OPTIMA Award: Reading series keeps residents with dementia learning
[Editor's Note: This article is part of the coverage of the 2014 Long-Term Living OPTIMA Award winner. Read part 1 here.]
Benchmark Senior Living’s journey began with a small idea that grew into a massive file cabinet of material. The reading series, first piloted in 2012, began as a way to engage residents in learning about new subjects. The series included short booklets on topics such as the biography of a sports figure or the hallmarks of Spanish cuisine. Each booklet is intended to exercise residents’ minds, encouraging them to read and to learn something new each day.
Along the way, Joshua Freitas, director of memory care innovation and services for Benchmark, noticed that some of the residents had a difficult time reading the booklets. Older adults naturally lose some ability to discern colors as they age, but chronic conditions such as diabetes, macular degeneration, glaucoma, Parkinson’s disease and Alzheimer’s also contribute to color deficit vision, notes the American Optometric Association.

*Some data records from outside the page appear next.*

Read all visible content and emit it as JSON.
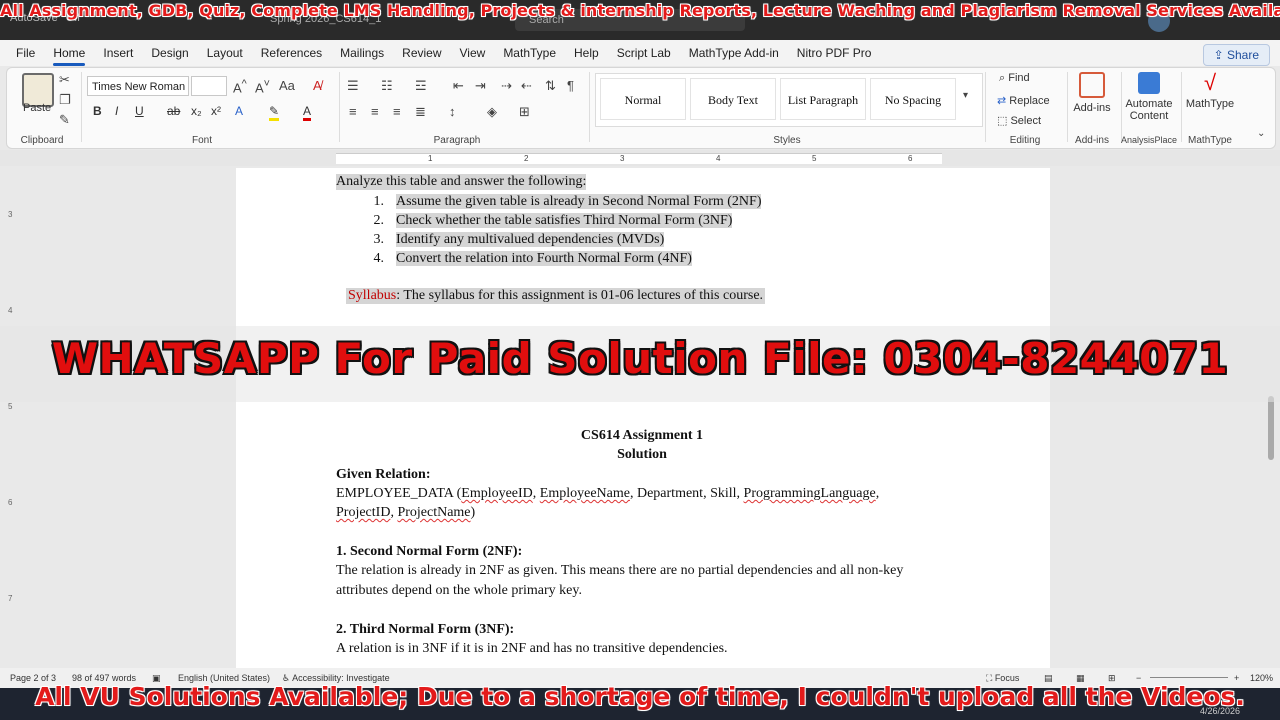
{
  "overlays": {
    "top_banner": "All Assignment, GDB, Quiz, Complete LMS Handling, Projects & internship Reports, Lecture Waching and Plagiarism Removal Services Available.",
    "middle_banner": "WHATSAPP For Paid Solution File: 0304-8244071",
    "bottom_banner": "All VU Solutions Available; Due to a shortage of time, I couldn't upload all the Videos."
  },
  "titlebar": {
    "autosave": "AutoSave",
    "autosave_state": "Off",
    "doc_title": "Spring 2026_CS614_1",
    "search_placeholder": "Search"
  },
  "menu": {
    "tabs": [
      "File",
      "Home",
      "Insert",
      "Design",
      "Layout",
      "References",
      "Mailings",
      "Review",
      "View",
      "MathType",
      "Help",
      "Script Lab",
      "MathType Add-in",
      "Nitro PDF Pro"
    ],
    "active": "Home",
    "share": "Share"
  },
  "ribbon": {
    "clipboard": {
      "paste": "Paste",
      "label": "Clipboard"
    },
    "font": {
      "name": "Times New Roman",
      "size": "",
      "label": "Font"
    },
    "paragraph": {
      "label": "Paragraph"
    },
    "styles": {
      "items": [
        "Normal",
        "Body Text",
        "List Paragraph",
        "No Spacing"
      ],
      "label": "Styles"
    },
    "editing": {
      "find": "Find",
      "replace": "Replace",
      "select": "Select",
      "label": "Editing"
    },
    "addins": {
      "button": "Add-ins",
      "label": "Add-ins"
    },
    "analysis": {
      "button_line1": "Automate",
      "button_line2": "Content",
      "label": "AnalysisPlace"
    },
    "mathtype": {
      "button": "MathType",
      "label": "MathType"
    }
  },
  "ruler": {
    "numbers": [
      "1",
      "2",
      "3",
      "4",
      "5",
      "6"
    ],
    "vnumbers": [
      "3",
      "4",
      "5",
      "6",
      "7"
    ]
  },
  "document": {
    "intro": "Analyze this table and answer the following:",
    "tasks": [
      "Assume the given table is already in Second Normal Form (2NF)",
      "Check whether the table satisfies Third Normal Form (3NF)",
      "Identify any multivalued dependencies (MVDs)",
      "Convert the relation into Fourth Normal Form (4NF)"
    ],
    "task_numbers": [
      "1.",
      "2.",
      "3.",
      "4."
    ],
    "syllabus_label": "Syllabus",
    "syllabus_text": ": The syllabus for this assignment is 01-06 lectures of this course.",
    "heading1": "CS614 Assignment 1",
    "heading2": "Solution",
    "given_relation_label": "Given Relation:",
    "relation_name": "EMPLOYEE_DATA (",
    "attr_employeeid": "EmployeeID",
    "attr_employeename": "EmployeeName",
    "attr_rest1": ", Department, Skill, ",
    "attr_proglang": "ProgrammingLanguage",
    "attr_projectid": "ProjectID",
    "attr_projectname": "ProjectName",
    "sec1_heading": "1. Second Normal Form (2NF):",
    "sec1_line1": "The relation is already in 2NF as given. This means there are no partial dependencies and all non-key",
    "sec1_line2": "attributes depend on the whole primary key.",
    "sec2_heading": "2. Third Normal Form (3NF):",
    "sec2_line1": "A relation is in 3NF if it is in 2NF and has no transitive dependencies."
  },
  "status": {
    "page": "Page 2 of 3",
    "words": "98 of 497 words",
    "language": "English (United States)",
    "accessibility": "Accessibility: Investigate",
    "focus": "Focus",
    "zoom": "120%",
    "date": "4/26/2026"
  }
}
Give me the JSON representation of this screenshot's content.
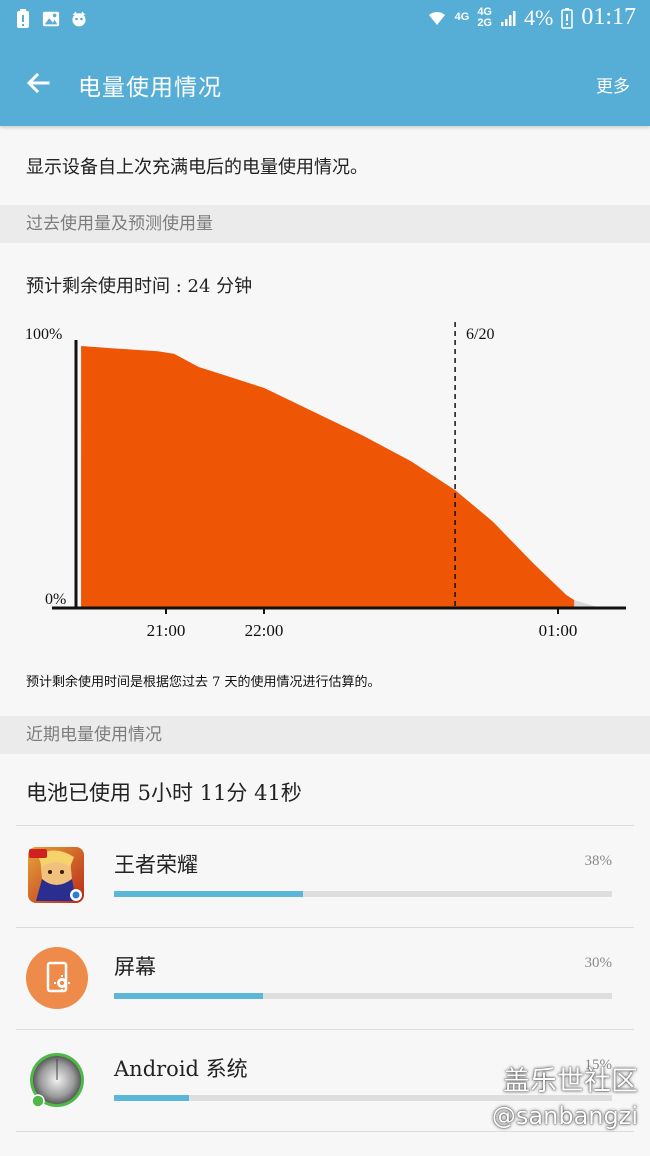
{
  "status_bar": {
    "network_1": "4G",
    "network_2a": "4G",
    "network_2b": "2G",
    "battery_percent": "4%",
    "time": "01:17"
  },
  "app_bar": {
    "title": "电量使用情况",
    "more": "更多",
    "back_icon": "arrow-left-icon"
  },
  "description": "显示设备自上次充满电后的电量使用情况。",
  "section_past": "过去使用量及预测使用量",
  "estimate_text": "预计剩余使用时间 : 24 分钟",
  "chart_data": {
    "type": "area",
    "y_axis_labels": [
      "100%",
      "0%"
    ],
    "x_tick_labels": [
      "21:00",
      "22:00",
      "01:00"
    ],
    "marker_label": "6/20",
    "fill_color": "#ee5504",
    "series": [
      {
        "x": [
          "20:08",
          "20:30",
          "20:55",
          "21:05",
          "21:20",
          "21:40",
          "22:00",
          "22:30",
          "23:00",
          "23:30",
          "23:57",
          "00:20",
          "00:45",
          "01:05",
          "01:10"
        ],
        "values": [
          100,
          99,
          98,
          97,
          92,
          88,
          84,
          75,
          66,
          56,
          45,
          33,
          17,
          5,
          3
        ]
      }
    ],
    "projection": {
      "x": [
        "01:10",
        "01:26"
      ],
      "values": [
        3,
        0
      ]
    }
  },
  "footnote": "预计剩余使用时间是根据您过去 7 天的使用情况进行估算的。",
  "section_recent": "近期电量使用情况",
  "battery_used": "电池已使用 5小时 11分 41秒",
  "apps": [
    {
      "name": "王者荣耀",
      "percent_label": "38%",
      "percent": 38,
      "icon": "honor-of-kings-icon"
    },
    {
      "name": "屏幕",
      "percent_label": "30%",
      "percent": 30,
      "icon": "screen-icon"
    },
    {
      "name": "Android 系统",
      "percent_label": "15%",
      "percent": 15,
      "icon": "android-system-icon"
    }
  ],
  "watermark": {
    "line1": "盖乐世社区",
    "line2": "@sanbangzi"
  },
  "colors": {
    "app_bar": "#56aed6",
    "chart_fill": "#ee5504",
    "usage_bar": "#5bb7d8"
  }
}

Freitas changed the font to a larger type, added a large, red “next page” prompt and changed the text’s main font color from black to green—one of the last colors lost amid the aging eyesight’s color spectrum.
Benchmark welcomed new ideas for the reading series from staff, residents’ families and residents themselves—and the program quickly skyrocketed. As of August, the reading series tops more than 320 booklets, all of which have now been shared across Benchmark’s entire chain.
Pamela Tabar was editor-in-chief of I Advance Senior Care from 2013-2018. She has worked as a writer and editor for healthcare business media since 1998, including as News Editor of Healthcare Informatics. She has a master’s degree in journalism from Kent State University and a master’s degree in English from the University of York, England.
Topics: Alzheimer's/Dementia , Articles